> REQUIREMENT: Only the lines from the one containing "Decode this image" through the end of the data are wanted, reproduced exactly and without pictures.

> INPUT:
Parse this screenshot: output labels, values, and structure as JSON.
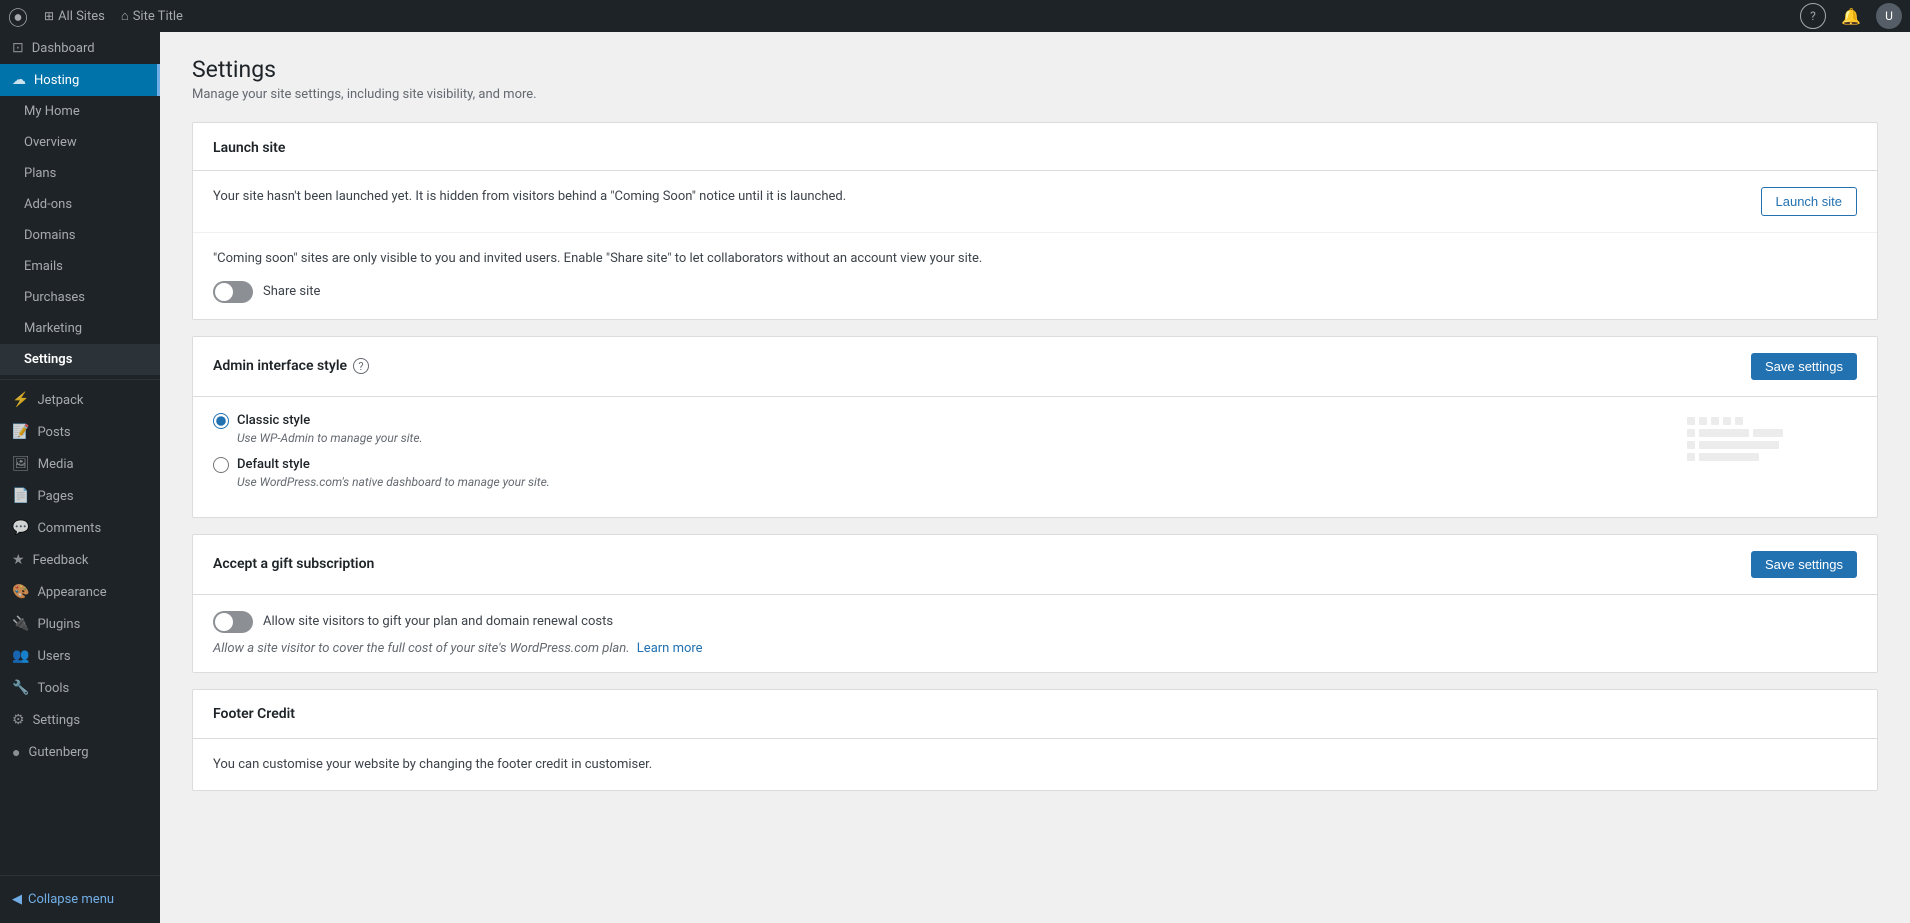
{
  "topbar": {
    "wp_icon": "⊕",
    "all_sites_label": "All Sites",
    "site_title_label": "Site Title",
    "help_icon": "?",
    "bell_icon": "🔔",
    "avatar_text": "U"
  },
  "sidebar": {
    "dashboard_label": "Dashboard",
    "hosting_label": "Hosting",
    "my_home_label": "My Home",
    "overview_label": "Overview",
    "plans_label": "Plans",
    "addons_label": "Add-ons",
    "domains_label": "Domains",
    "emails_label": "Emails",
    "purchases_label": "Purchases",
    "marketing_label": "Marketing",
    "settings_label": "Settings",
    "jetpack_label": "Jetpack",
    "posts_label": "Posts",
    "media_label": "Media",
    "pages_label": "Pages",
    "comments_label": "Comments",
    "feedback_label": "Feedback",
    "appearance_label": "Appearance",
    "plugins_label": "Plugins",
    "users_label": "Users",
    "tools_label": "Tools",
    "settings2_label": "Settings",
    "gutenberg_label": "Gutenberg",
    "collapse_label": "Collapse menu"
  },
  "page": {
    "title": "Settings",
    "subtitle": "Manage your site settings, including site visibility, and more."
  },
  "launch_site_section": {
    "title": "Launch site",
    "body_text": "Your site hasn't been launched yet. It is hidden from visitors behind a \"Coming Soon\" notice until it is launched.",
    "button_label": "Launch site"
  },
  "share_site_section": {
    "body_text": "\"Coming soon\" sites are only visible to you and invited users. Enable \"Share site\" to let collaborators without an account view your site.",
    "toggle_label": "Share site",
    "toggle_state": "off"
  },
  "admin_interface_section": {
    "title": "Admin interface style",
    "save_button_label": "Save settings",
    "classic_style_label": "Classic style",
    "classic_style_desc": "Use WP-Admin to manage your site.",
    "default_style_label": "Default style",
    "default_style_desc": "Use WordPress.com's native dashboard to manage your site.",
    "selected": "classic"
  },
  "gift_subscription_section": {
    "title": "Accept a gift subscription",
    "save_button_label": "Save settings",
    "toggle_state": "off",
    "toggle_label": "Allow site visitors to gift your plan and domain renewal costs",
    "note_text": "Allow a site visitor to cover the full cost of your site's WordPress.com plan.",
    "learn_more_label": "Learn more"
  },
  "footer_credit_section": {
    "title": "Footer Credit",
    "body_text": "You can customise your website by changing the footer credit in customiser."
  }
}
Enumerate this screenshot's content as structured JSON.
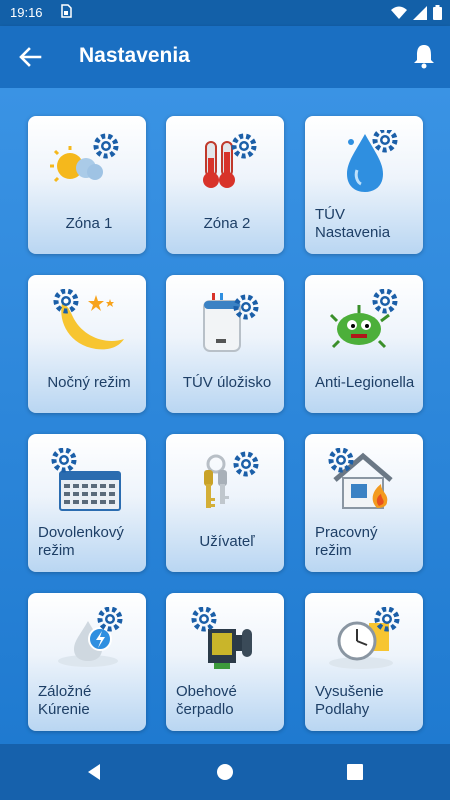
{
  "status_bar": {
    "time": "19:16"
  },
  "app_bar": {
    "title": "Nastavenia"
  },
  "tiles": [
    {
      "label": "Zóna 1"
    },
    {
      "label": "Zóna 2"
    },
    {
      "label": "TÚV Nastavenia"
    },
    {
      "label": "Nočný režim"
    },
    {
      "label": "TÚV úložisko"
    },
    {
      "label": "Anti-Legionella"
    },
    {
      "label": "Dovolenkový režim"
    },
    {
      "label": "Užívateľ"
    },
    {
      "label": "Pracovný režim"
    },
    {
      "label": "Záložné Kúrenie"
    },
    {
      "label": "Obehové čerpadlo"
    },
    {
      "label": "Vysušenie Podlahy"
    }
  ],
  "colors": {
    "accent": "#1a6fc2",
    "gear": "#1b5fa8",
    "text": "#1e3f66"
  }
}
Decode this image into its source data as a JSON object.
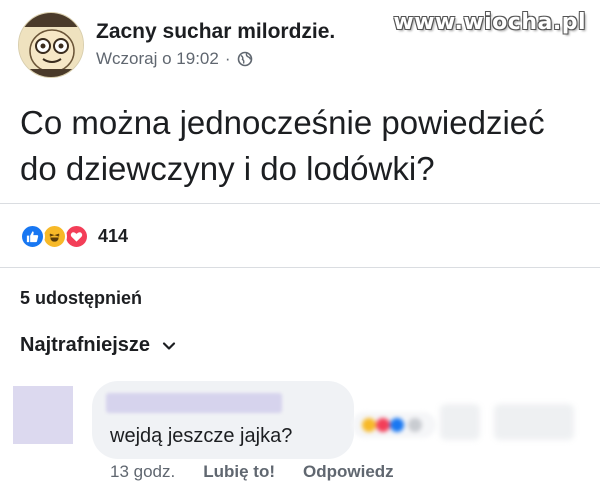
{
  "watermark": "www.wiocha.pl",
  "post": {
    "page_name": "Zacny suchar milordzie.",
    "timestamp": "Wczoraj o 19:02",
    "separator": "·",
    "audience_icon": "globe-icon",
    "text_line1": "Co można jednocześnie powiedzieć",
    "text_line2": "do dziewczyny i do lodówki?"
  },
  "reactions": {
    "icons": [
      "like-icon",
      "haha-icon",
      "love-icon"
    ],
    "count": "414"
  },
  "shares_label": "5 udostępnień",
  "sort_label": "Najtrafniejsze",
  "comment": {
    "text": "wejdą jeszcze jajka?",
    "time": "13 godz.",
    "like_label": "Lubię to!",
    "reply_label": "Odpowiedz"
  },
  "colors": {
    "like": "#1877f2",
    "haha": "#f7b928",
    "love": "#f33e58",
    "secondary_text": "#606770",
    "bubble": "#f0f2f5"
  }
}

> EXERCISE RESULT:
Decode this image into its source data as a JSON object.
{
  "watermark": "www.wiocha.pl",
  "post": {
    "page_name": "Zacny suchar milordzie.",
    "timestamp": "Wczoraj o 19:02",
    "separator": "·",
    "audience_icon": "globe-icon",
    "text_line1": "Co można jednocześnie powiedzieć",
    "text_line2": "do dziewczyny i do lodówki?"
  },
  "reactions": {
    "icons": [
      "like-icon",
      "haha-icon",
      "love-icon"
    ],
    "count": "414"
  },
  "shares_label": "5 udostępnień",
  "sort_label": "Najtrafniejsze",
  "comment": {
    "text": "wejdą jeszcze jajka?",
    "time": "13 godz.",
    "like_label": "Lubię to!",
    "reply_label": "Odpowiedz"
  },
  "colors": {
    "like": "#1877f2",
    "haha": "#f7b928",
    "love": "#f33e58",
    "secondary_text": "#606770",
    "bubble": "#f0f2f5"
  }
}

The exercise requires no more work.